- The session works to demonstrate health outcomes impacted through the design and construction; it illuminates decisions and best practices that contribute towards sustainable and economical solutions.
- As we discuss the link between Energy and Dollars, we develop a strategy for evaluating and translating technology into practical applications for rural housing.
- The session is framed on describing health inequity of existing homes and assess practical solutions to be applied immediately and in the long term.
- The approach to research and resource development from this work employs a number of ways to dispense pertinent information to diverse audiences.
Emily Roush-Elliott is a social impact architect and a recent alumna of the Enterprise Rose Architectural Fellowship during which she was hosted by the Greenwood-Leflore-Carroll Economic Development Foundation and the Carl Small Town Center, and managed the Baptist Town Neighborhood Reinvestment project. She is a registered architect in Mississippi and Ohio, and a LEED AP. She holds a Bachelor of Science in Design from Arizona State University and a Master of Architecture from the University of Cincinnati. Since 2010 she has worked with Village Life Outreach Project in Tanzania, contributing to the designs and leading construction of the Roche Health Center and Burere School projects during graduate school. Emily first became interested in socially impactful architecture during a study abroad in Buenos Aires, Argentina in 2006. Her interest solidified into a career path while rebuilding homes destroyed by Hurricane Katrina with Hands on Gulf Coast and the Gulf Coast Community Design Studio in Biloxi, Mississippi.
Michelle Stadelman is an architectural designer who came to the Delta through the Enterprise Rose Architectural Fellowship. She holds a Bachelor of Science in Architecture from the University of Minnesota and a Master of Architecture from Boston Architectural College. She has worked for more than a decade throughout the U.S. and Rwanda with a deep portfolio of experience in sustainability, new building construction, historic preservation, retail design, commercial interiors, and furniture design. She has experience in both traditional and non-traditional architectural and educator roles, bringing a wide skill set focused on meaningful results.

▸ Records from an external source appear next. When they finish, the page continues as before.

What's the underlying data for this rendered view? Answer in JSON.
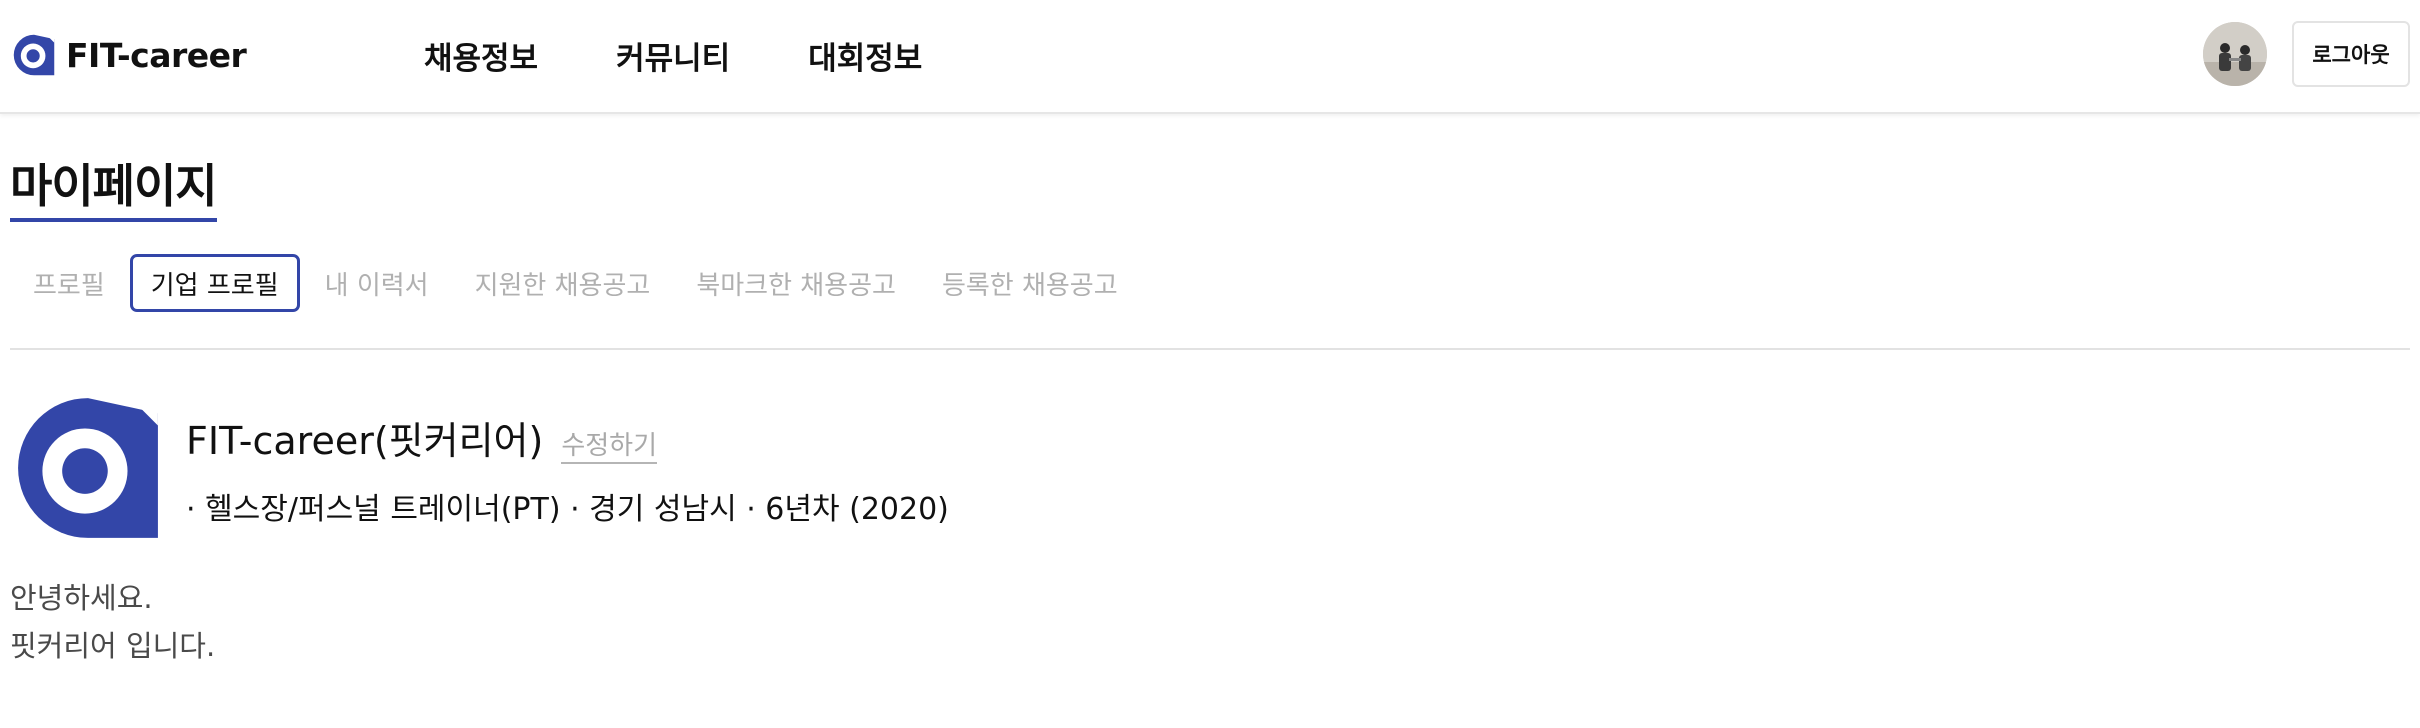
{
  "header": {
    "logo_text": "FIT-career",
    "nav": [
      {
        "label": "채용정보"
      },
      {
        "label": "커뮤니티"
      },
      {
        "label": "대회정보"
      }
    ],
    "logout_label": "로그아웃"
  },
  "page": {
    "title": "마이페이지"
  },
  "tabs": [
    {
      "label": "프로필",
      "active": false
    },
    {
      "label": "기업 프로필",
      "active": true
    },
    {
      "label": "내 이력서",
      "active": false
    },
    {
      "label": "지원한 채용공고",
      "active": false
    },
    {
      "label": "북마크한 채용공고",
      "active": false
    },
    {
      "label": "등록한 채용공고",
      "active": false
    }
  ],
  "company": {
    "name": "FIT-career(핏커리어)",
    "edit_label": "수정하기",
    "meta": "· 헬스장/퍼스널 트레이너(PT) · 경기 성남시 · 6년차 (2020)",
    "intro_lines": [
      "안녕하세요.",
      "핏커리어 입니다."
    ]
  },
  "colors": {
    "brand": "#3346a8",
    "muted_text": "#b0b0b0"
  },
  "icons": {
    "logo": "fitcareer-logo-icon",
    "avatar": "user-avatar"
  }
}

Dontavius Mclemore is a Construction Specialist and an alumnus of the Leflore Energy Efficiency Apprentice Program (LEAP), a job training program developed by Delta Design Build in partnership with HUD. Dontavius started working with Delta DB during the Eastmoor Playground project in August 2017. An aspiring architect, Dontavius enjoys the hands-on learning experience and the variety of locations he works on with Delta Design Build. Dontavius was born and raised in Greenwood, MS.